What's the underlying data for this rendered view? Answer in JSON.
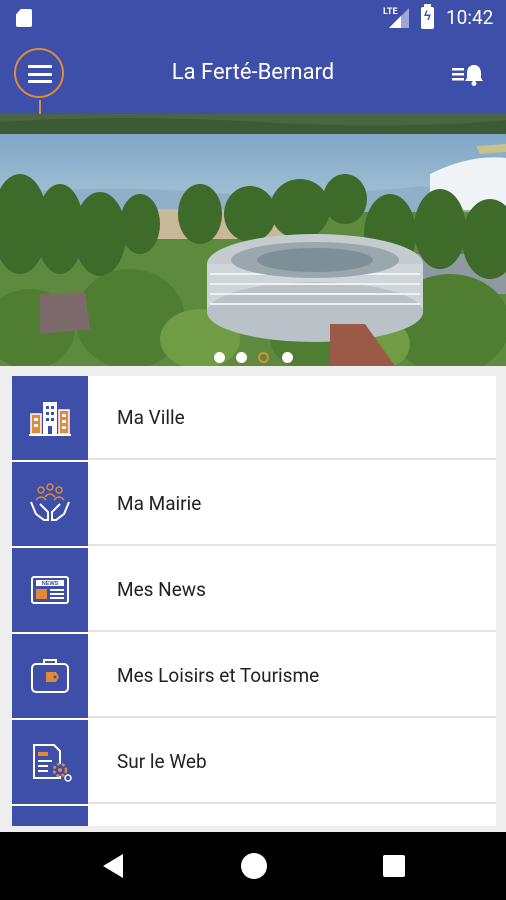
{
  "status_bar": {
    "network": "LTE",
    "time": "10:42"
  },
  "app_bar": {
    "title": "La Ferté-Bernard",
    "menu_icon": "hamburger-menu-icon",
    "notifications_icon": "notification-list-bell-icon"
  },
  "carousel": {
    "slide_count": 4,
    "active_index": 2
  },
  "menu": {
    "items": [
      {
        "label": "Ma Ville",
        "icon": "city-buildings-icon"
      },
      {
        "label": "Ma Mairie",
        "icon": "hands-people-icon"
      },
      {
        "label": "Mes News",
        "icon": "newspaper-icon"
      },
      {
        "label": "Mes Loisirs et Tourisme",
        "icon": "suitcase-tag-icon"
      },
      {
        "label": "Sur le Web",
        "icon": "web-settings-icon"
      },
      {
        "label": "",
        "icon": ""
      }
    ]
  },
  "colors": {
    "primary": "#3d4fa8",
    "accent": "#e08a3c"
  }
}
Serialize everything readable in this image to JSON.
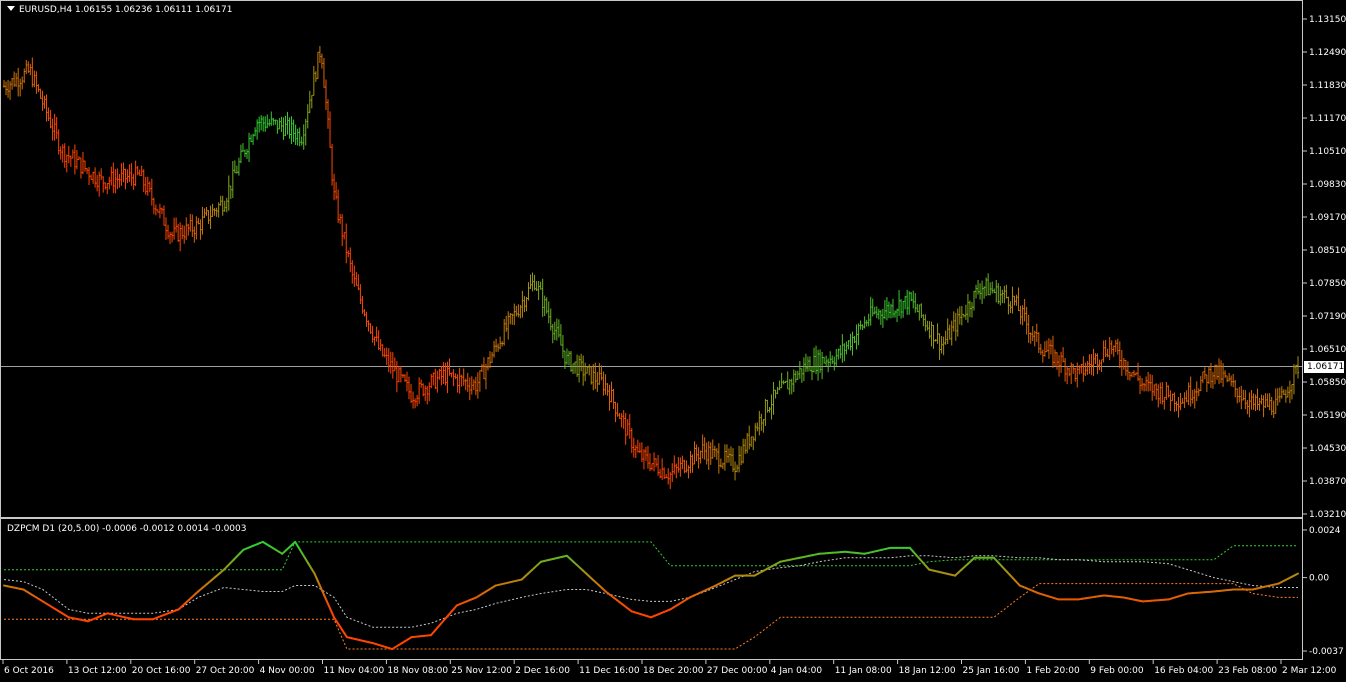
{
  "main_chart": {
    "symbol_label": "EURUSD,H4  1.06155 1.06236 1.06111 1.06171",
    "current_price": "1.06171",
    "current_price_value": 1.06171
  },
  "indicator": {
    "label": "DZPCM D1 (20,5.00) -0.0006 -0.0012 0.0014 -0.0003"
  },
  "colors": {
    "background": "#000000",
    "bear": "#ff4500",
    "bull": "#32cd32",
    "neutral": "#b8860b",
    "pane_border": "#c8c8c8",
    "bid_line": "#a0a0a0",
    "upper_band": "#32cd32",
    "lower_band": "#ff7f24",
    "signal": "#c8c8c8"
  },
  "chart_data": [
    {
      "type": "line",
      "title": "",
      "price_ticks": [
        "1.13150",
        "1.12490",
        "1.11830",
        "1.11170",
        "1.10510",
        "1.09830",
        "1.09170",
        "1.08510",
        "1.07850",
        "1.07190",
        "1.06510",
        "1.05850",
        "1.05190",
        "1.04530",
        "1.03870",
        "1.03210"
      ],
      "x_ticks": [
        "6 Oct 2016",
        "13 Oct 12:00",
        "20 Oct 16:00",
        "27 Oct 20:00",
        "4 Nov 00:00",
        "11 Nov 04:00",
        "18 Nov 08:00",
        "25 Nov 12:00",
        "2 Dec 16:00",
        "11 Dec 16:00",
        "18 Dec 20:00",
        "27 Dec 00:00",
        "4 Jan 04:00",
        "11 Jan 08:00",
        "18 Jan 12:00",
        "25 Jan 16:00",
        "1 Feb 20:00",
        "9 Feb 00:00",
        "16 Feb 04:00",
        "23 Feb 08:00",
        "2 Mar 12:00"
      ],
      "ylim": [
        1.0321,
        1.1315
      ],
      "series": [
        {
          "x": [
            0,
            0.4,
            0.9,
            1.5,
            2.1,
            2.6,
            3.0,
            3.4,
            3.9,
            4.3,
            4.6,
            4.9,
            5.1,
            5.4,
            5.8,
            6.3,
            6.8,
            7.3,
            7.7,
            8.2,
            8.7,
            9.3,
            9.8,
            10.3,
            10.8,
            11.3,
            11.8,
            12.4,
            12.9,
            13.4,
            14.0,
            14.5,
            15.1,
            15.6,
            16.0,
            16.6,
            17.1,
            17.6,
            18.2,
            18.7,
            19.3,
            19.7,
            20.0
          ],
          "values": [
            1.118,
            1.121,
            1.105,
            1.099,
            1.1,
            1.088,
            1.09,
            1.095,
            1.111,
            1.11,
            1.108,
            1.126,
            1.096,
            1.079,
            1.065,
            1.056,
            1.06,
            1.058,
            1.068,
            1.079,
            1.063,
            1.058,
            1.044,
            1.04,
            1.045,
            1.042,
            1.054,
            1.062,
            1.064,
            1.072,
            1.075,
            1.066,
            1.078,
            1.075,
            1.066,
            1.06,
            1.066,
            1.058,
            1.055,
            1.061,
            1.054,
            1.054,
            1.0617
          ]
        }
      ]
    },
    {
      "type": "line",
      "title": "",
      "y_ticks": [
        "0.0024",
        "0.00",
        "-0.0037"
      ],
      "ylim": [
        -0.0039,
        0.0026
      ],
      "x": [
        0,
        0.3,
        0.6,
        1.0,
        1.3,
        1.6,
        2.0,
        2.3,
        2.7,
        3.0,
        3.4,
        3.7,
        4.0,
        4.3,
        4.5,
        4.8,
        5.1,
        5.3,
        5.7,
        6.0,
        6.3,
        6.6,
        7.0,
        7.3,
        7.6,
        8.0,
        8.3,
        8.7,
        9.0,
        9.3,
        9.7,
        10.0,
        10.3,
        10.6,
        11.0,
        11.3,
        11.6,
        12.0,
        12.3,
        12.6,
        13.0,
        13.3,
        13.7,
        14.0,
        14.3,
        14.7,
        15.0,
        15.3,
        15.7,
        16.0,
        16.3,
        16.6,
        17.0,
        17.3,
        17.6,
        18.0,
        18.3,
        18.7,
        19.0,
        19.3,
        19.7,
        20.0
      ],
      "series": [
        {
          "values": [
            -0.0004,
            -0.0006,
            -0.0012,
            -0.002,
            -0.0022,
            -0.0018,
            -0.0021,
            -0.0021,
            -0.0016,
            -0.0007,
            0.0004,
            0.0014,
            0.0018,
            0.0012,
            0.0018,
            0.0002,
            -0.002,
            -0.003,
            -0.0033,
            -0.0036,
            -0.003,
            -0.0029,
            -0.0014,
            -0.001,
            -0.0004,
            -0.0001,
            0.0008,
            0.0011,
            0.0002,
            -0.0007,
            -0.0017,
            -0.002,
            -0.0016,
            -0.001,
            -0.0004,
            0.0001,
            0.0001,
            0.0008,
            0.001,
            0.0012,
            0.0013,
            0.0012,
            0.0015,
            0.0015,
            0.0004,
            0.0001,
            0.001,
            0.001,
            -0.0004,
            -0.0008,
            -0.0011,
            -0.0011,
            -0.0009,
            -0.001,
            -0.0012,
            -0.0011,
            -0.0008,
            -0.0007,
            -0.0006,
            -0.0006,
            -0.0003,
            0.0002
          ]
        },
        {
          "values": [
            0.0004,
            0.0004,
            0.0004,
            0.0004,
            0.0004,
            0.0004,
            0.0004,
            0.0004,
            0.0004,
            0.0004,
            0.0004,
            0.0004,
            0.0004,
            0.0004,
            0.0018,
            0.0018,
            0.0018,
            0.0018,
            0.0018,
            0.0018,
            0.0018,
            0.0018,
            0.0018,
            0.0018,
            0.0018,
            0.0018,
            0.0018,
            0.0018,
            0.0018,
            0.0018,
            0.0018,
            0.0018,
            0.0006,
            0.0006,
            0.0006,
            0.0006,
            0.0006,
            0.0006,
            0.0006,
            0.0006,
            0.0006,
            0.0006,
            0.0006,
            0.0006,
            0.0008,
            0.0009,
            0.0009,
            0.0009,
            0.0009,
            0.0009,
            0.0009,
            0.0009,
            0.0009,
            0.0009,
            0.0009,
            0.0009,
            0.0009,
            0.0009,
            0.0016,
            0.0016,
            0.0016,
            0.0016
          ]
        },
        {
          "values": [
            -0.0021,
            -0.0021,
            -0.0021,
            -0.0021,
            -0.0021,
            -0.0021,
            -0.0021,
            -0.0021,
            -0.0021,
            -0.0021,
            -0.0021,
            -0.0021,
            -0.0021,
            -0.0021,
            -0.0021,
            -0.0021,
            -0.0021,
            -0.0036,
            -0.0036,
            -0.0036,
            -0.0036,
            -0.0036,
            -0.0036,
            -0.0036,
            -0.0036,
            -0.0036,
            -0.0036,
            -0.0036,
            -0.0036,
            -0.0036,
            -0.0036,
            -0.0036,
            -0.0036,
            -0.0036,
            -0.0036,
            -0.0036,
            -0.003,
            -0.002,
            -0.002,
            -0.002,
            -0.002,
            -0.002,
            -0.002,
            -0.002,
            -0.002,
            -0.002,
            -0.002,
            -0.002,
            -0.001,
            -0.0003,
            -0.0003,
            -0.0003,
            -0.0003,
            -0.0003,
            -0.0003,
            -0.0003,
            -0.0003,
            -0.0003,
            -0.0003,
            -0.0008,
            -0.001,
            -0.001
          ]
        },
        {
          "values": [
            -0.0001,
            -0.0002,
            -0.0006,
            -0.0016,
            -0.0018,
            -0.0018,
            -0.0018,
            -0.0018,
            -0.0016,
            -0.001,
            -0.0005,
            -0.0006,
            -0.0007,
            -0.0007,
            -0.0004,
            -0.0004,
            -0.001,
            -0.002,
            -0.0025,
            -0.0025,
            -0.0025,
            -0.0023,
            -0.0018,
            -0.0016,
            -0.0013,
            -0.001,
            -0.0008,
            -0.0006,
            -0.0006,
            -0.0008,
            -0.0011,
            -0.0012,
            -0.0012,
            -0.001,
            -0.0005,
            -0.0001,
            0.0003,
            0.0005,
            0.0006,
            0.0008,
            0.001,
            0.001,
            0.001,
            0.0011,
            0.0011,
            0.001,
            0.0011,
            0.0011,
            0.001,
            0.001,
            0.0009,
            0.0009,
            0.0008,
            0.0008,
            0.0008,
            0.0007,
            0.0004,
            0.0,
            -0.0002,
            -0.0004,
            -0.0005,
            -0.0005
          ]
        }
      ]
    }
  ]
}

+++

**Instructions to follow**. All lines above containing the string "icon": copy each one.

**Finished task**.
    "menu_icon": "hamburger-menu-icon",
    "notifications_icon": "notification-list-bell-icon"
        "icon": "city-buildings-icon"
        "icon": "hands-people-icon"
        "icon": "newspaper-icon"
        "icon": "suitcase-tag-icon"
        "icon": "web-settings-icon"
        "icon": ""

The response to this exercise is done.